■ Instructions for the task ■
What lines in the material hold the string "name"? Return every one of them.
----- Entries shown -----
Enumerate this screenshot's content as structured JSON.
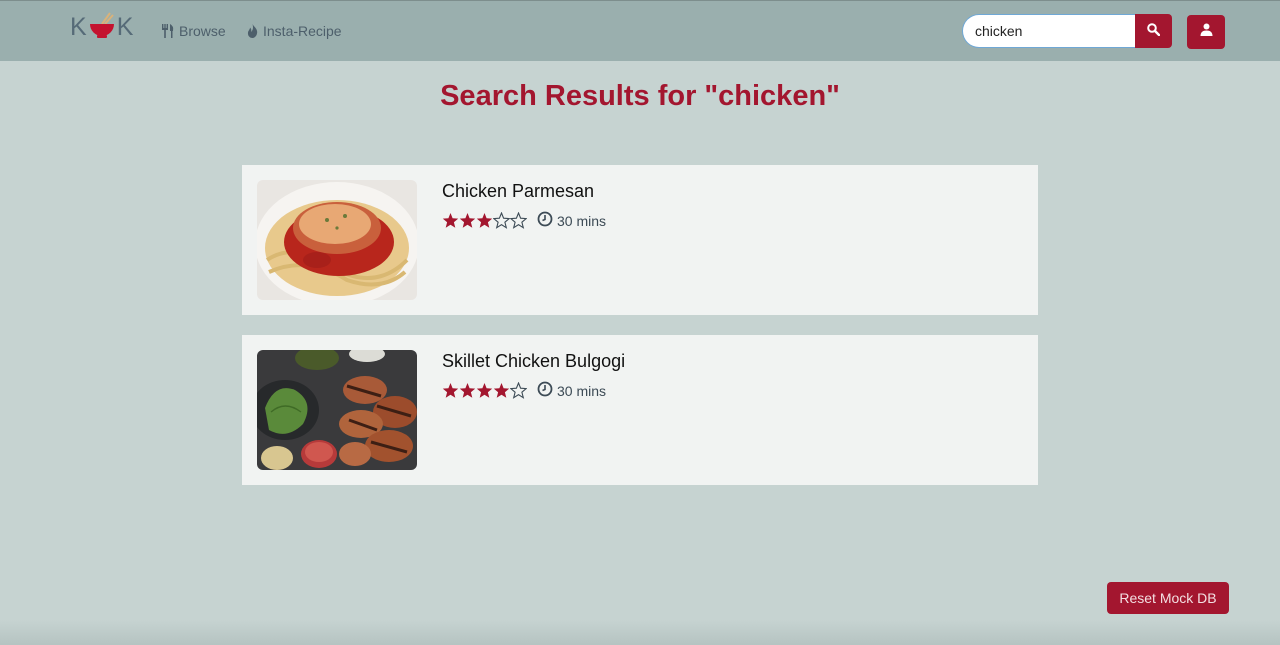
{
  "nav": {
    "logo_left": "K",
    "logo_right": "K",
    "browse_label": "Browse",
    "insta_label": "Insta-Recipe",
    "search_value": "chicken"
  },
  "page": {
    "title": "Search Results for \"chicken\""
  },
  "results": [
    {
      "name": "Chicken Parmesan",
      "rating": 3,
      "max_rating": 5,
      "time": "30 mins"
    },
    {
      "name": "Skillet Chicken Bulgogi",
      "rating": 4,
      "max_rating": 5,
      "time": "30 mins"
    }
  ],
  "footer": {
    "reset_label": "Reset Mock DB"
  },
  "colors": {
    "accent": "#a3162f",
    "navbar": "#9aafae",
    "background": "#c6d3d1",
    "card": "#f1f3f2"
  }
}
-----
■ Expected answer ■
      "name": "Chicken Parmesan",
      "name": "Skillet Chicken Bulgogi",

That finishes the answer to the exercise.